There were other good teachers. But Bloem and Fischer are singled out for a particular reason. One morning in class Bloem would wait until everyone was quiet. He showed us a piece of chalk and asked ``What is this?'' We ventured to answer the obvious. Then Bloem threw the chalk against the heater, breaking it into smithereens, and shouted ``WHAT IS IT NOW?!''. We were flabbergasted. In this way he started his lesson on Zen. About `Zen and the Art of Archery' with its quintessential `It shoots4' (not the archer), about koans, about the unconventional in Zen. I did not understand it, but it all was so consistently absurd, that it had to mean something.

Fischer had his other approach. When one would ask a philosophical question, he would discuss it at length, provide background material and advice. Through these discussions we also came to speak about Zen and Buddhism in general. He advised me to go to an exhibit of the unconventional Japanese monk artist Sengai in The Hague. Seeing `The plum-blossoms' I was struck.
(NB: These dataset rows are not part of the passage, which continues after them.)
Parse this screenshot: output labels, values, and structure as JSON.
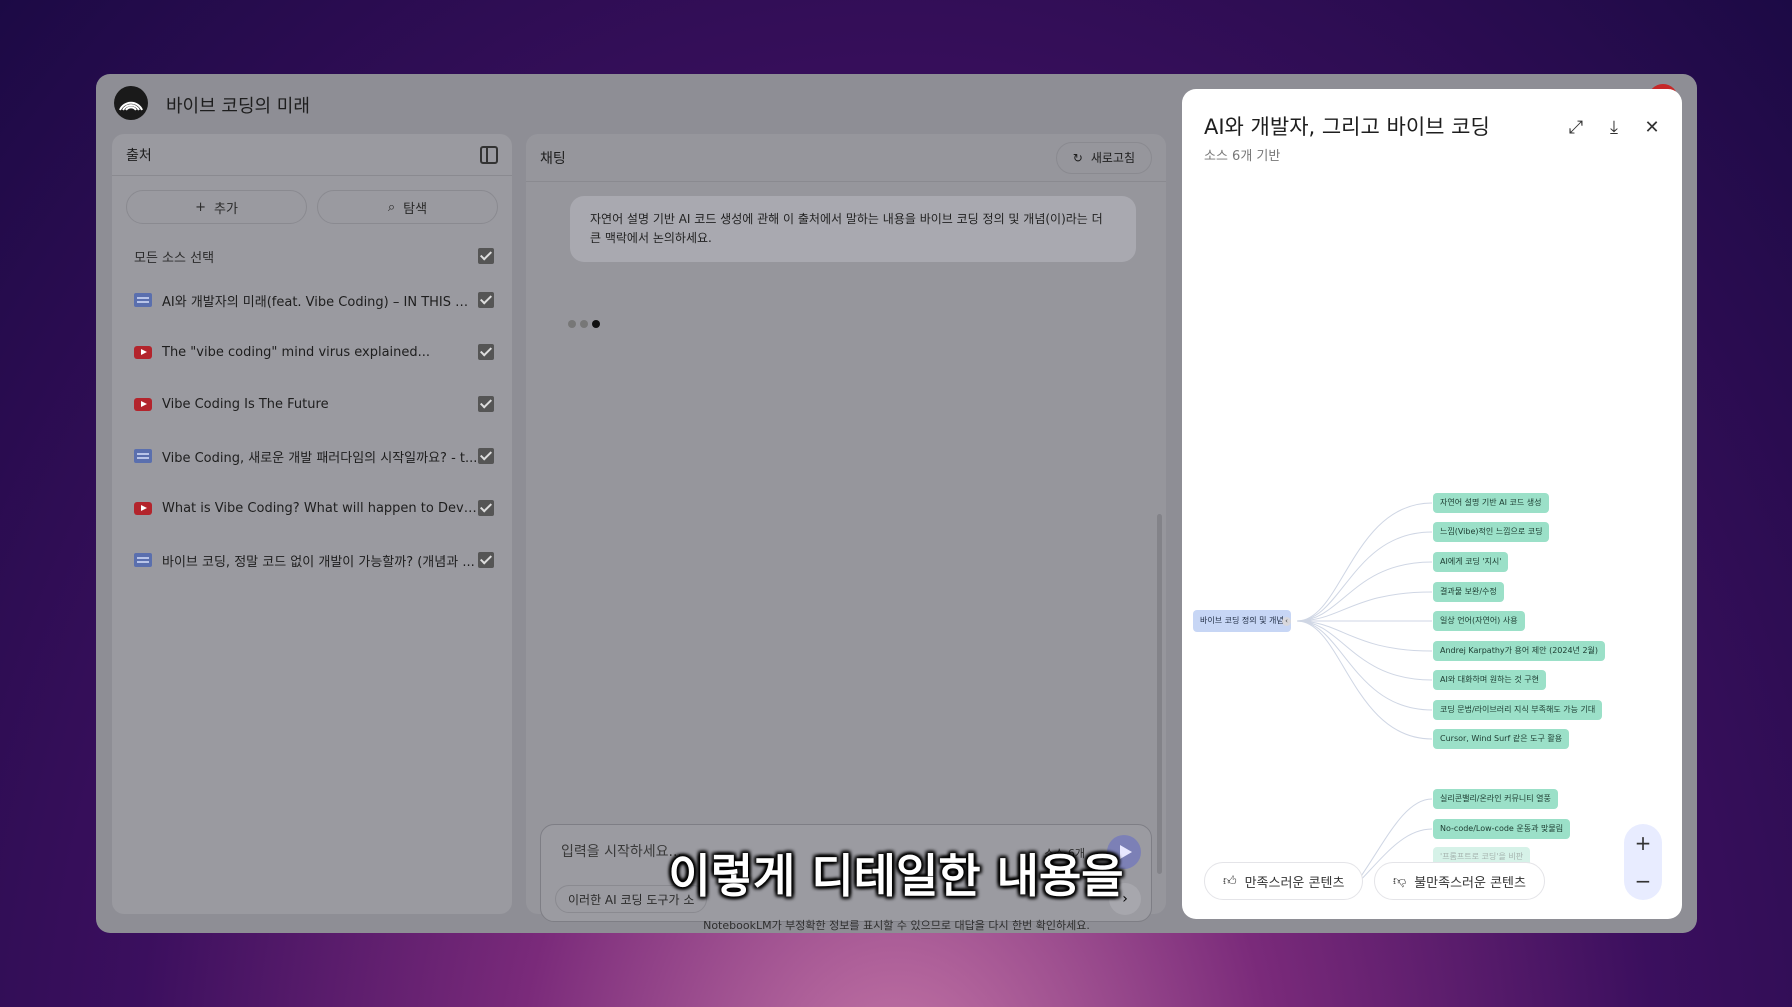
{
  "app": {
    "title": "바이브 코딩의 미래"
  },
  "sources": {
    "header": "출처",
    "add_label": "추가",
    "discover_label": "탐색",
    "select_all": "모든 소스 선택",
    "items": [
      {
        "type": "doc",
        "label": "AI와 개발자의 미래(feat. Vibe Coding) – IN THIS W..."
      },
      {
        "type": "youtube",
        "label": "The \"vibe coding\" mind virus explained..."
      },
      {
        "type": "youtube",
        "label": "Vibe Coding Is The Future"
      },
      {
        "type": "doc",
        "label": "Vibe Coding, 새로운 개발 패러다임의 시작일까요? - t..."
      },
      {
        "type": "youtube",
        "label": "What is Vibe Coding? What will happen to Devel..."
      },
      {
        "type": "doc",
        "label": "바이브 코딩, 정말 코드 없이 개발이 가능할까? (개념과 ..."
      }
    ]
  },
  "chat": {
    "header": "채팅",
    "refresh_label": "새로고침",
    "user_message": "자연어 설명 기반 AI 코드 생성에 관해 이 출처에서 말하는 내용을 바이브 코딩 정의 및 개념(이)라는 더 큰 맥락에서 논의하세요.",
    "input_placeholder": "입력을 시작하세요...",
    "source_count": "소스 6개",
    "suggestion": "이러한 AI 코딩 도구가 소"
  },
  "footer_note": "NotebookLM가 부정확한 정보를 표시할 수 있으므로 대답을 다시 한번 확인하세요.",
  "mindmap_panel": {
    "title": "AI와 개발자, 그리고 바이브 코딩",
    "subtitle": "소스 6개 기반",
    "root": "바이브 코딩 정의 및 개념",
    "children": [
      "자연어 설명 기반 AI 코드 생성",
      "느낌(Vibe)적인 느낌으로 코딩",
      "AI에게 코딩 '지시'",
      "결과물 보완/수정",
      "일상 언어(자연어) 사용",
      "Andrej Karpathy가 용어 제안 (2024년 2월)",
      "AI와 대화하며 원하는 것 구현",
      "코딩 문법/라이브러리 지식 부족해도 가능 기대",
      "Cursor, Wind Surf 같은 도구 활용"
    ],
    "lower_nodes": [
      "실리콘밸리/온라인 커뮤니티 열풍",
      "No-code/Low-code 운동과 맞물림",
      "'프롬프트로 코딩'을 비판"
    ],
    "like_label": "만족스러운 콘텐츠",
    "dislike_label": "불만족스러운 콘텐츠"
  },
  "caption": "이렇게 디테일한 내용을"
}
By the effectiveness of the brush-strokes portraying a branch of a fragrant plum-tree in twilight under the moon (there was also a poem on the scroll, so that helped appreciating the fragrance part).

This was the general climate in which we were introduced to Zen. And yes, in the early sixties we did read Kerouac (On the road and later Dharma bums), did read books of Daisetz Suzuki on Zen, did read Lao Tze (who was our biggest hero), did burn incense at parties where we danced on music of Gerry Mulligan. At one of these occasions--the house was affluent--I saw with my friend Ernst for the first time a sitting Buddha statue. We liked it, not knowing Buddha had any relation with Zen, and tried to torment ourselves into the full lotus position. It took some weeks, but we succeeded. Then we tried it out by positioning ourselves in two adjacent alcoves along a not often used passage at school. When nevertheless a girl walked by, she freaked out, and we felt great. Later we became better at the full lotus and continued reading our books.

But we were not only interested in books. A few months later we had our first yabyum with two girls: we in lotus position and the girls like a rider on a horse face to face with us. We did not do it though in the way of our fantasy: we were all completely dressed. But in this way I did get my first kiss.

next up previous contents
Next: The consciousness problem Up: THE QUEST Previous: Buddha's puzzle
Henk Barendregt